ancock Park - Page Museum
May 14, 2003
Long before Gerry lived in Los Angeles, long before his parents and grand parents came to Los Angeles, and even long before the Spanish and native indians came to Los Angeles, there were ancient animals, many now extinct, living in the area. After the last ice age, some 20,000 years ago, what are now called the La Brea Tar pits formed. It was a deathly trap for visitors: Under a shallow water hole was a soft layer of soft asphalt or tar. Any animal who came to drink and walked too far into the water was in danger of never coming out. And such was the fate of many. Over the last hundred years literally thousands and thousands of bones of prehistoric mastodons, wolves, vultures, and many tiny creatures have been pulled out of the pits.
About one hundred years ago a Mr Hancock bought a ranch on what was then very rural Wilshire Blvd. Through good investments, good management, and good luck, he formed the Hancock Oil Company that extracted oil from formations similar to those of the tar pits and became very rich. On the property of his ranch was located those very tar pits. After the discovery of the fossil riches located in them, and after he was rich and had moved, the site became Hancock Park.
Hancock Park is bordered by Wilshire Blvd and lies about 6 miles west of Downtown and 4 east of Beverly Hills. Whereas 100 years ago the area was either unused or ranched, and 75 years ago was farmed, today it is high-priced real estate with art museums and expensive apartments as neighbors. About 25 years ago another rich man made a major contribution and the Page Museum was built and named after him. (There is a small connection to Caltech here: Mr Page also contributed the funds for Page House, a dormitory at Caltech.)
We'd been to the La Brea Tarpits several times together (and Gerry made one of his first solo trips from home to them at the age of 15) but before this trip we'd never been inside the Page Museum. It doesn't rank with the great museums, like the New York or Smithsonian (DC) museums of Natural History but it does have some nice exhibits, all of them "originals" including many skeltons of ancient horses and wolves. We were quiet happy to go over again some of the discoveries made and marvel at what evolution does.

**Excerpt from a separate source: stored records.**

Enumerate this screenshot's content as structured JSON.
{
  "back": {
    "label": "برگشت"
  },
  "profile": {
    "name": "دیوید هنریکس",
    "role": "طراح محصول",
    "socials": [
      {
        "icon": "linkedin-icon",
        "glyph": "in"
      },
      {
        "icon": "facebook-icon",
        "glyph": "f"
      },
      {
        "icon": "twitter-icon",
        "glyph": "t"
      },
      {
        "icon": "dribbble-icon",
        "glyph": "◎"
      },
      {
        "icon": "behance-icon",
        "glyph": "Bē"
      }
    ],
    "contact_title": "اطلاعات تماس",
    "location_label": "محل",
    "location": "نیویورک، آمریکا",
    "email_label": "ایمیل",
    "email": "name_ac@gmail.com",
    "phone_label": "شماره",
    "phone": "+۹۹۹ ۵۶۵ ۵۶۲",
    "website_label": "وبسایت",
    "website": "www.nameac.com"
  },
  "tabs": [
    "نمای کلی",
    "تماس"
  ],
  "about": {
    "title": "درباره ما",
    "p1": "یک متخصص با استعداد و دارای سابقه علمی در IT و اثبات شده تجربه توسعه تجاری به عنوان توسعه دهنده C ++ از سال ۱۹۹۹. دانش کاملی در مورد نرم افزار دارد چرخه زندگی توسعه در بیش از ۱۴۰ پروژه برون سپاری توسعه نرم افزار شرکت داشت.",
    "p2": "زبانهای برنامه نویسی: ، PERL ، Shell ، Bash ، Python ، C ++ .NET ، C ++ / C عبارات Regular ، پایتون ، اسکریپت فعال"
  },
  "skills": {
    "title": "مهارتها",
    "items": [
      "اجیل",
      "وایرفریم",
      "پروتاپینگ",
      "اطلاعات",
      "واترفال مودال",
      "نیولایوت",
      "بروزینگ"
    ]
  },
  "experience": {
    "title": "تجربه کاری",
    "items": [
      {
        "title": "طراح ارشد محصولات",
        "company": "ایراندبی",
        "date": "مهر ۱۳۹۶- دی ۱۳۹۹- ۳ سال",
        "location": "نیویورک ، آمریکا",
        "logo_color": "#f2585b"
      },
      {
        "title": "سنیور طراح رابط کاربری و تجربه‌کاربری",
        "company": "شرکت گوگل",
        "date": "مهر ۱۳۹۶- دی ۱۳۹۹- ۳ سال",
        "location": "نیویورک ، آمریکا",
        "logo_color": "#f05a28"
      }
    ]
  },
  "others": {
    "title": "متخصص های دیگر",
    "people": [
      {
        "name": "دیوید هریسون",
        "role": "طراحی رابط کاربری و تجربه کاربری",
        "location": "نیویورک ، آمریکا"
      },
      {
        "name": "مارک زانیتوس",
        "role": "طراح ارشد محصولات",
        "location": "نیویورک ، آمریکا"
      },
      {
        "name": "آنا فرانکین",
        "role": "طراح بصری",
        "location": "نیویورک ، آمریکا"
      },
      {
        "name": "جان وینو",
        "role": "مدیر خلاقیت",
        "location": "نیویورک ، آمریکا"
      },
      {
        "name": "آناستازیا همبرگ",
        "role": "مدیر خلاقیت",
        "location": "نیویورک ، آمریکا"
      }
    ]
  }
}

One nice little surprise in the Page Museum was a map showing the borders of the original Spanish and Mexican ranchos or land grants. Europeans came to California as settlers in about 1760 when Spanish authorities founded a string of missions in California. The earliest of them in the Los Angeles area was Mission San Gabriel. El Pueblo de Los Angeles was founded as a suburb. In an anti-clerical move, eventually the missions were shut and their lands transferred to non-clerical owners. Thus the orgin of land grants.
Before coming Gerry got the idea of tracing the history of the house in which he grew up. Long before he was born it was part of a land grant and then became farms (just like Rancho La Brea developed.) When he was a child, neighbors still raised cows, chickens, and turkeys. We spent a few hours in the Los Angeles main library searching for records. That was just enough time to learn some basic history and get an idea of where the sources might be. Finding this map, thus, was a bonus.